WHAT YOU HAVE TO DO:
Only one stretch of the material below is wanted: everything from the line containing "Give me the" down to the line containing "Enumerate this screenshot's", both ends included. Repeat it exactly and skip the pictures.

BEGIN MATERIAL SUPPLIED

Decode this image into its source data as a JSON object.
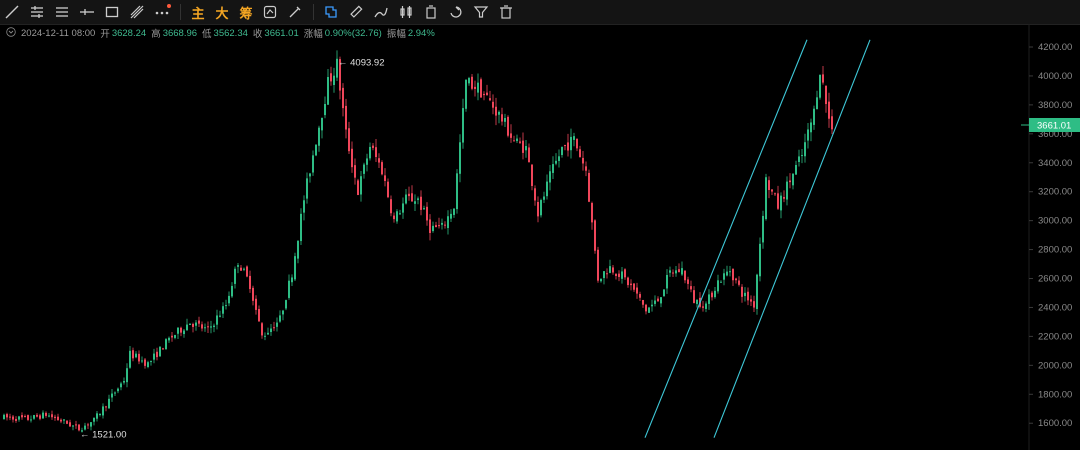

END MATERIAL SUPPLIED
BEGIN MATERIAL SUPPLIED

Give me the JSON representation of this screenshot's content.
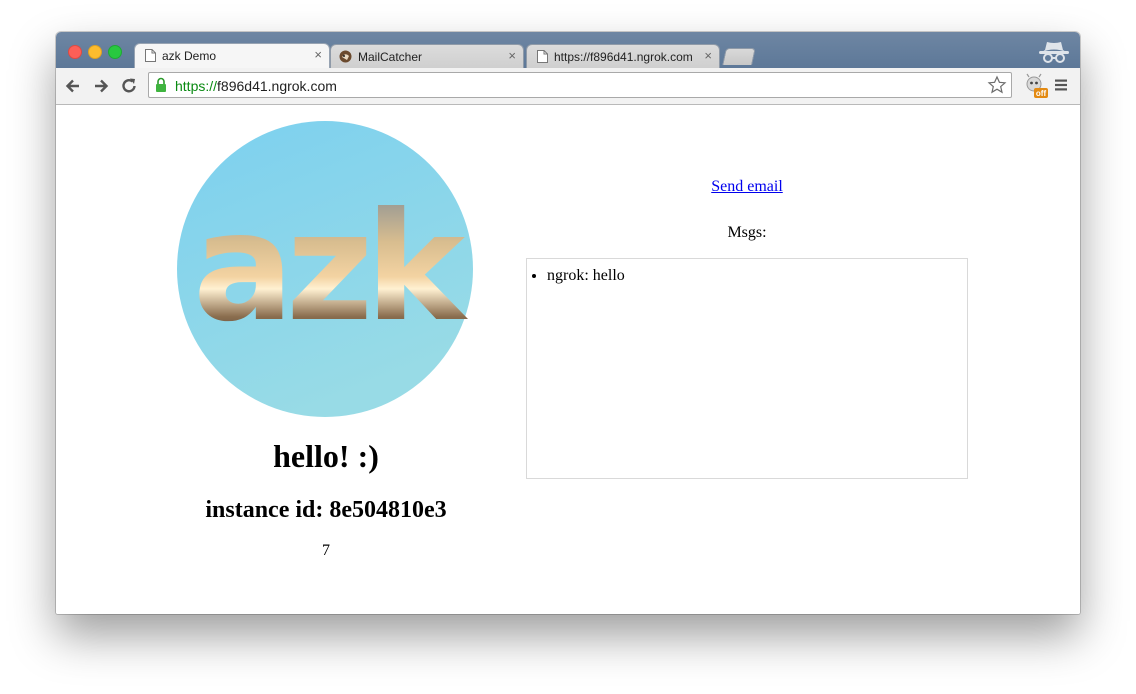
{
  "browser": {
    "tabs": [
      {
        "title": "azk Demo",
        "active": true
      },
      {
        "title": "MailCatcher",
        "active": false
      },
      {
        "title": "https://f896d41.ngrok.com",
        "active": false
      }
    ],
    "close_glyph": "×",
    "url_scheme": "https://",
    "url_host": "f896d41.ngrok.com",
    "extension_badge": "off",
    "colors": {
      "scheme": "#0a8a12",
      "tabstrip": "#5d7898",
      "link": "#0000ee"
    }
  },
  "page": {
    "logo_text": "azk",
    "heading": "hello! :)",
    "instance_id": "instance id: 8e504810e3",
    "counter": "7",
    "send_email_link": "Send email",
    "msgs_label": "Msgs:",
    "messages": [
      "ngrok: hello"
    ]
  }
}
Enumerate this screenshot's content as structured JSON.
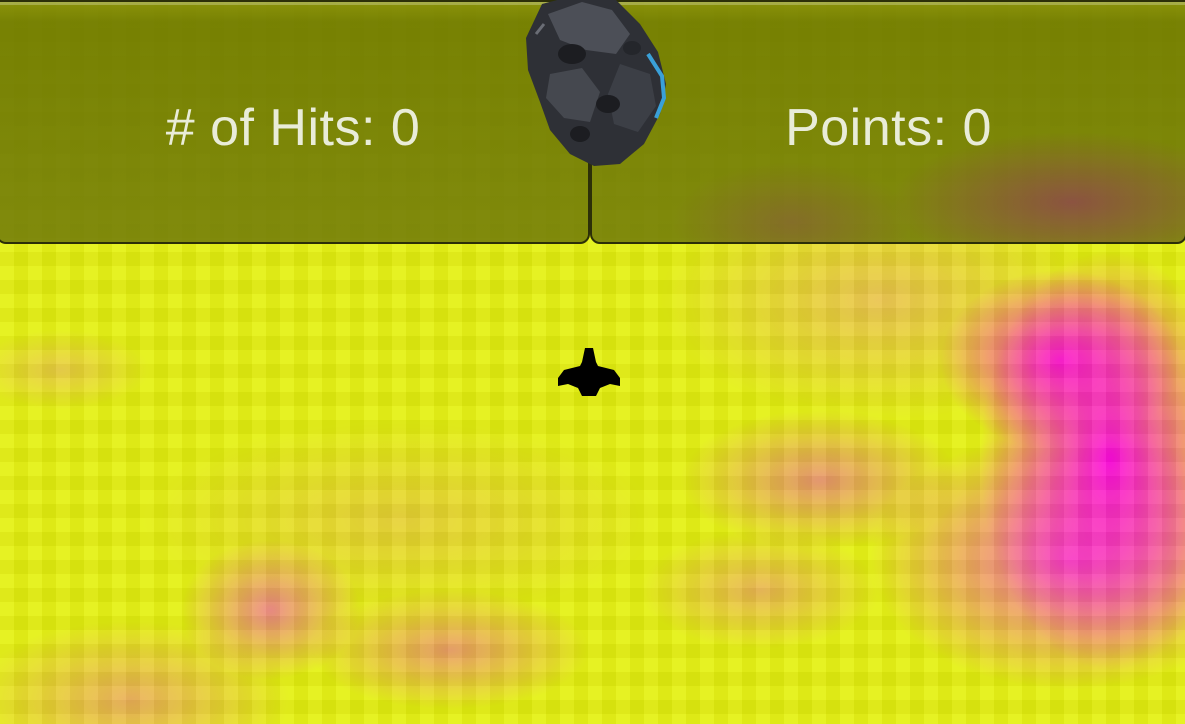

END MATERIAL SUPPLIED

EXERCISE RESULT:
Give me the JSON representation of this screenshot's content.
{
  "browser": {
    "tabs": [
      {
        "title": "azk Demo",
        "active": true
      },
      {
        "title": "MailCatcher",
        "active": false
      },
      {
        "title": "https://f896d41.ngrok.com",
        "active": false
      }
    ],
    "close_glyph": "×",
    "url_scheme": "https://",
    "url_host": "f896d41.ngrok.com",
    "extension_badge": "off",
    "colors": {
      "scheme": "#0a8a12",
      "tabstrip": "#5d7898",
      "link": "#0000ee"
    }
  },
  "page": {
    "logo_text": "azk",
    "heading": "hello! :)",
    "instance_id": "instance id: 8e504810e3",
    "counter": "7",
    "send_email_link": "Send email",
    "msgs_label": "Msgs:",
    "messages": [
      "ngrok: hello"
    ]
  }
}
Enumerate this screenshot's content as structured JSON.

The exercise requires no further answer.